NEW YORK, April 12—“The world is very different now. For man holds in his mortal hands the power to abolish all forms of human poverty and all forms of human life.”
Citing from President John F. Kennedy’s 1961 inaugural address, world-renowned economist Jeffrey Sachs opened his dynamic talk at the SGI-USA New York Culture Center. “Hold that thought all your life because this is the essence of our challenge,” he said, addressing 400 members and guests as part of the SGI-USA Culture of Peace Distinguished Speaker Series.
Dr. Sachs, who serves as a senior United Nations advisor and director of the U.N. Sustainable Development Solutions Network, touched on some of the most pressing issues of our time and what can be done about them.
Referring to President Kennedy’s statement made 56 years ago, Dr. Sachs emphasized there are now two ways that human life can be ended—the risk of mass war and environmental catastrophe.
In his lecture, he explained the genesis of the Sustainable Development Goals (SDGs), a set of 17 global goals spearheaded by the United Nations and agreed upon by its 193 member states in 2015, as well as the challenges to implementing them, which, in large part, require behavioral changes that come from transforming human nature. “We need to cooperate globally to make this work,” Dr. Sachs noted. “So ladies and gentlemen, this is our job; not to look at it, not to memorize it, but to actually do it, to get this done. It’s not simple. It means changing the world direction.” He stressed that the Sustainable Development Goals need to be made America’s goals, Bangladesh’s goals, Ghana’s goals, China’s goals and the goals of every country in the world based on what is important and appropriate for each of the 193 U.N. member states.
Expressing the purpose of sustainable development goals to make “the world safe, decent and prosperous for everybody,” Dr. Sachs quoted SGI President Ikeda: “Compassion is the very soul of Buddhism. To pray for others, making their problems and anguish our own; to embrace those who are suffering, becoming their greatest ally; to continue giving them our support and encouragement until they become truly happy—[Nichiren] Buddhism lives and breathes in such humanistic actions” (My Dear Friends in America, third edition, pp. 198–99).
“Our problem is moral,” Dr. Sachs said. “Our problem is to decide that we’re going to do this. Our problem is the knowledge of how important it is to accomplish and the moral commitment to do it. And that is really our biggest challenge and our biggest hope.”
Bookending his talk, Dr. Sachs concluded with JFK’s words: “For, in the final analysis, our most basic common link is that we all inhabit this small planet. We all breathe the same air. We all cherish our children’s future. And we are all mortal.”

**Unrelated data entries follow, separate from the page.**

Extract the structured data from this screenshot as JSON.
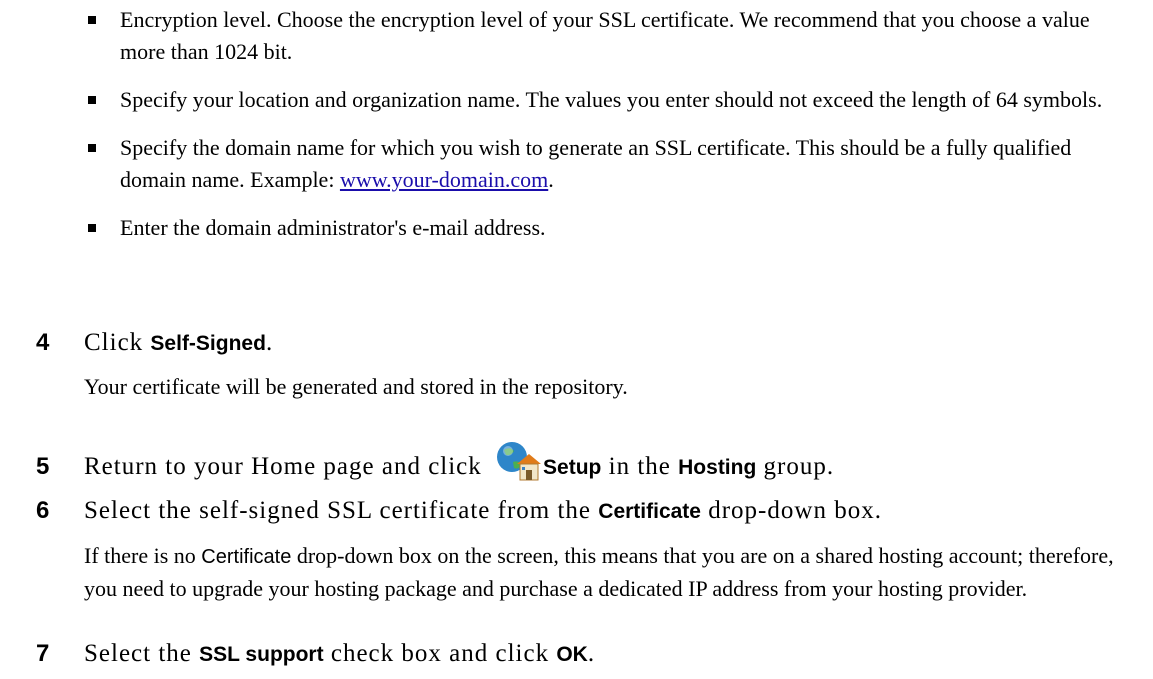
{
  "bullets": [
    {
      "text": "Encryption level. Choose the encryption level of your SSL certificate. We recommend that you choose a value more than 1024 bit."
    },
    {
      "text": "Specify your location and organization name. The values you enter should not exceed the length of 64 symbols."
    },
    {
      "text_before": "Specify the domain name for which you wish to generate an SSL certificate. This should be a fully qualified domain name. Example: ",
      "link": "www.your-domain.com",
      "text_after": "."
    },
    {
      "text": "Enter the domain administrator's e-mail address."
    }
  ],
  "step4": {
    "num": "4",
    "prefix": "Click ",
    "ui": "Self-Signed",
    "suffix": "."
  },
  "step4_note": "Your certificate will be generated and stored in the repository.",
  "step5": {
    "num": "5",
    "prefix": "Return to your Home page and click ",
    "ui1": "Setup",
    "mid": " in the ",
    "ui2": "Hosting",
    "suffix": " group.",
    "icon": "setup-globe-house-icon"
  },
  "step6": {
    "num": "6",
    "prefix": "Select the self-signed SSL certificate from the ",
    "ui": "Certificate",
    "suffix": " drop-down box."
  },
  "step6_note": {
    "prefix": "If there is no ",
    "ui": "Certificate",
    "suffix": " drop-down box on the screen, this means that you are on a shared hosting account; therefore, you need to upgrade your hosting package and purchase a dedicated IP address from your hosting provider."
  },
  "step7": {
    "num": "7",
    "prefix": "Select the ",
    "ui1": "SSL support",
    "mid": " check box and click ",
    "ui2": "OK",
    "suffix": "."
  }
}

For someone so actively concerned about peace on a global scale, Dr. Sachs was so impressed and excited by our plans for the 50,000 [youth gathering next year] and that really lit the spark for me that this is a powerful thing that we are doing and we shouldn’t take it for granted at all. We represent a wide variety of sectors of human life, and each of us has such a vision and mission based on the philosophy of the SGI. I [now] view this as a much more concrete step for peace in America and not just a cool thing the SGI is doing.

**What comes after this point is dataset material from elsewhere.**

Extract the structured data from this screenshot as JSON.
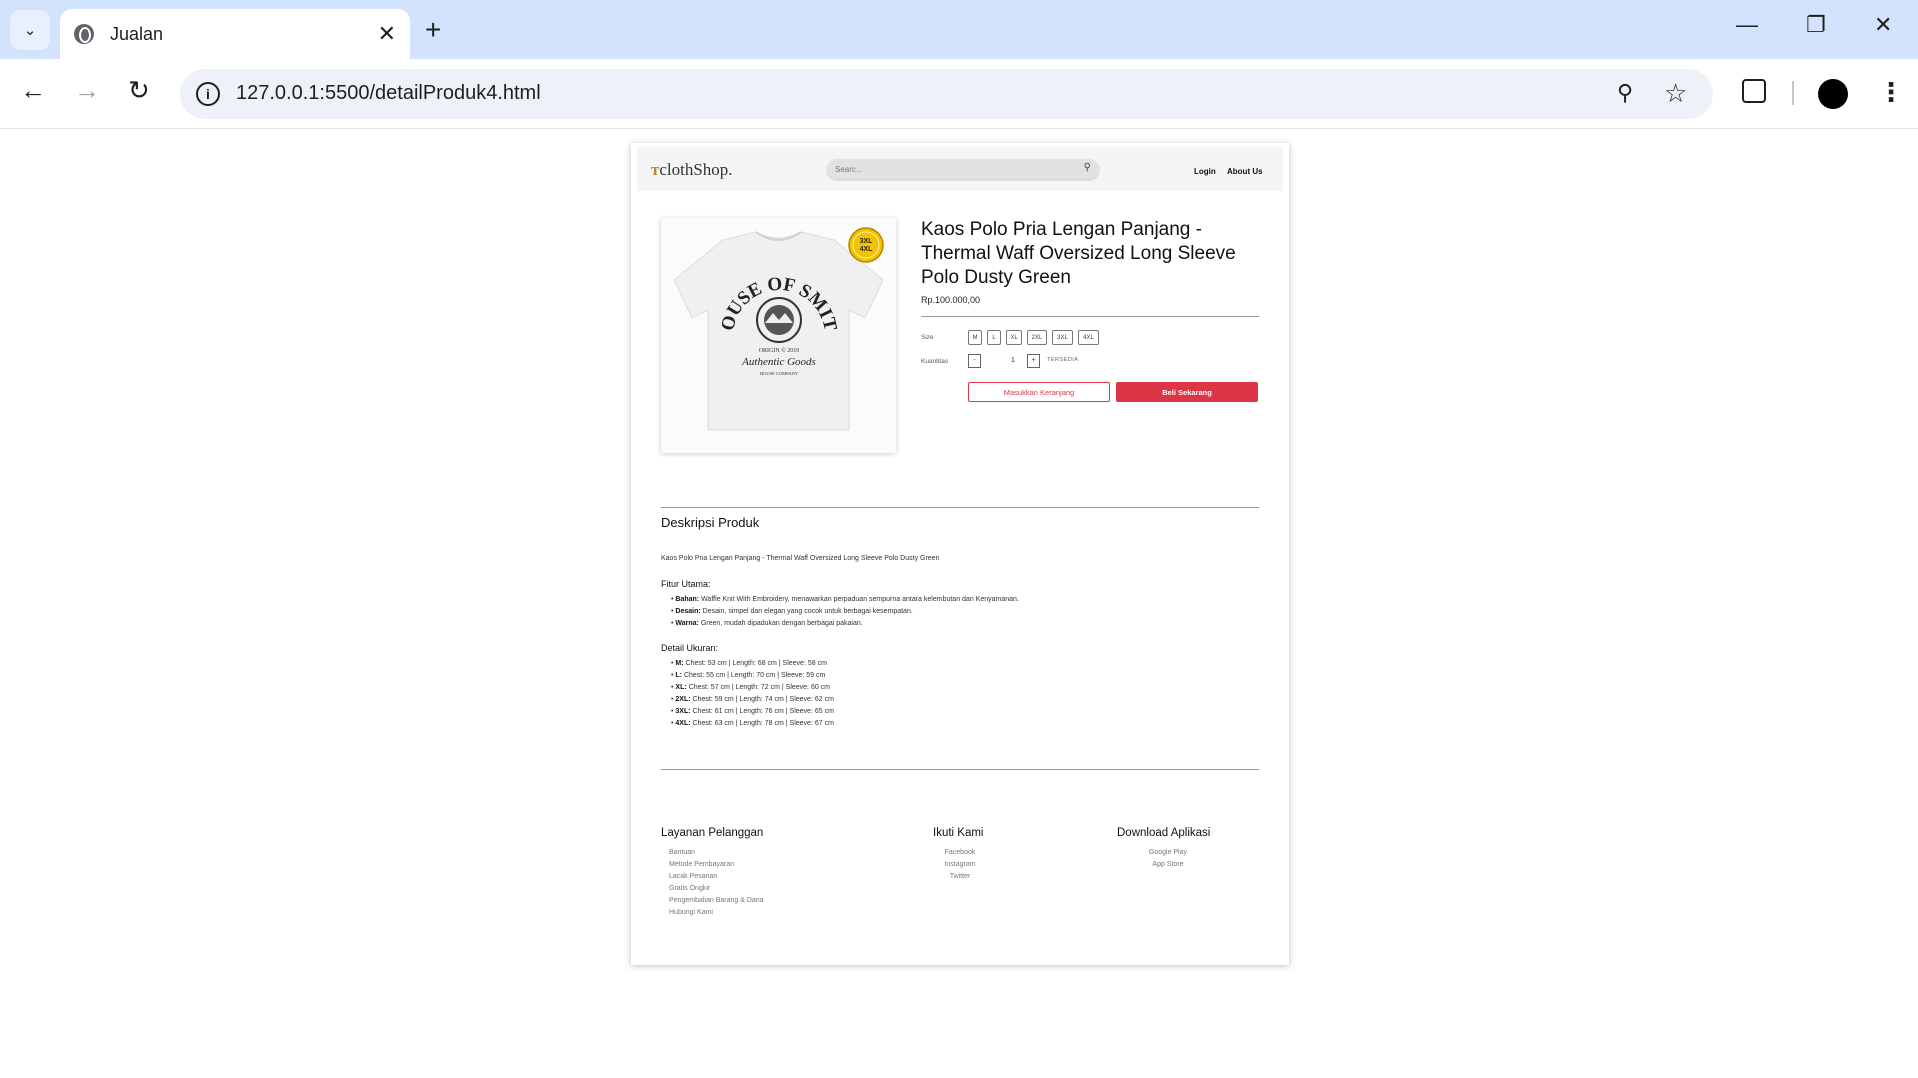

One thing that really resonated with me was about maintaining a sense of mission when things are challenging. Dr. Sachs shared that if you’re doing good things, it can be frustrating. It’s a battle between doing good to outweigh evil. You may not necessarily have a moment of “I did it!” but [rather to think] this is lifelong work.
I asked Dr. Sachs what was his driving force as a youth? He seems so youthful, even though he has done so much in his life. [Dr. Sachs shared that] he made a point to always pursue questions and ask questions. The way I took it was: He has a seeking spirit. I felt, “Wow! If we keep challenging to have a seeking spirit throughout our lives, we can do so much and stay youthful.”
In my work as a criminal defense social worker, I come up against a lot of obstacles that restrict what I can do for people and oftentimes, [the circumstance] seems so unjust, inhumane and irrational. So my question for Dr. Sachs was, how do you maintain your sense of integrity and sense of mission? [What I took away from what he said was] keep going no matter what, because if you are really passionate about it and struggling with it, you are on the right path.
Tariq I. Hasan
I was encouraged when Dr. Sachs said that the key to figuring out what you want to do in life is just to think of a question that is worth spending your life on. It’s a way of thinking that I had never thought of before. He framed it in a way that was like, “You don’t have to choose your job, but the one question in your life.” However you get to the answer, that is your path in life.
Dr. Sachs mentioned that a lot of people say that they first want to earn money and then do something about society. I was reflecting on a personal level. What I want to do now is find something in the [United Nations] Sustainable Development Goals that really resonates with my passion, which is education. The sense of urgency with which he presented the SDGs really shook me. I need to be urgent in whatever I do.